_REQUIREMENT:_ Your task is to copy each line in the listing that includes the word "time".

_DATA TO EXAMINE:_

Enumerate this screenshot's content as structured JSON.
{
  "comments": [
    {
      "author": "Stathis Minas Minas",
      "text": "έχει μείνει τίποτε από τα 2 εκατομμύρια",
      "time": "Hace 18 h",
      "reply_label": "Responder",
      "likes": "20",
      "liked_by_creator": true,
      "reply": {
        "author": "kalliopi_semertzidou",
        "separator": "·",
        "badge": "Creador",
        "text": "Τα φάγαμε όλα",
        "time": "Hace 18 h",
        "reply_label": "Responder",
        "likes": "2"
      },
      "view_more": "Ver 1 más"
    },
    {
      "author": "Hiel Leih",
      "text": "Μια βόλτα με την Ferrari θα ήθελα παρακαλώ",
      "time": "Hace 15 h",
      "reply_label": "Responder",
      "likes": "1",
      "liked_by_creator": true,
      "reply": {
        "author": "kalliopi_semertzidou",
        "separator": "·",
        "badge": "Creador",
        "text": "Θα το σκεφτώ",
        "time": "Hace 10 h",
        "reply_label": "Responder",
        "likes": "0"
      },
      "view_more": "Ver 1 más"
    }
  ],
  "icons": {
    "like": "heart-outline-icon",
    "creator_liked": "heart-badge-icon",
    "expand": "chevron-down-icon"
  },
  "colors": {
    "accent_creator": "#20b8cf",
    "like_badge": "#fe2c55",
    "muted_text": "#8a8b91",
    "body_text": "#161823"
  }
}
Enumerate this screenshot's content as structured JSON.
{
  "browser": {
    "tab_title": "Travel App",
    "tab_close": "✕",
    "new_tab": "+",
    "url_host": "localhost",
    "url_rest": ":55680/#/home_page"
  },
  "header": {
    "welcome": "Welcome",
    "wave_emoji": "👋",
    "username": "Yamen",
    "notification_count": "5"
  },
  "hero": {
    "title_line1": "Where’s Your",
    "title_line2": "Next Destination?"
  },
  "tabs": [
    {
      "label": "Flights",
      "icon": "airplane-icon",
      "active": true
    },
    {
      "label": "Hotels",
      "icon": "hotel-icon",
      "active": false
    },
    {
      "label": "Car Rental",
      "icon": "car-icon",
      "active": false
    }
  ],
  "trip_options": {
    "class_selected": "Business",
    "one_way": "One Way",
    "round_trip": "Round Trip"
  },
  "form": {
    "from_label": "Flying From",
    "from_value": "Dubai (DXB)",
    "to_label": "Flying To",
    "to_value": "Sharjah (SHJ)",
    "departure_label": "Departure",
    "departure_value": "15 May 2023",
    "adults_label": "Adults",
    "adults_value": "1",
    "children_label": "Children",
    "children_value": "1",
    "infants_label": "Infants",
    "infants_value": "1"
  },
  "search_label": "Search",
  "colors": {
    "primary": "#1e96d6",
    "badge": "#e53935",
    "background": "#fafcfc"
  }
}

_YOUR SOLUTION:_
      "time": "Hace 18 h",
        "time": "Hace 18 h",
      "time": "Hace 15 h",
        "time": "Hace 10 h",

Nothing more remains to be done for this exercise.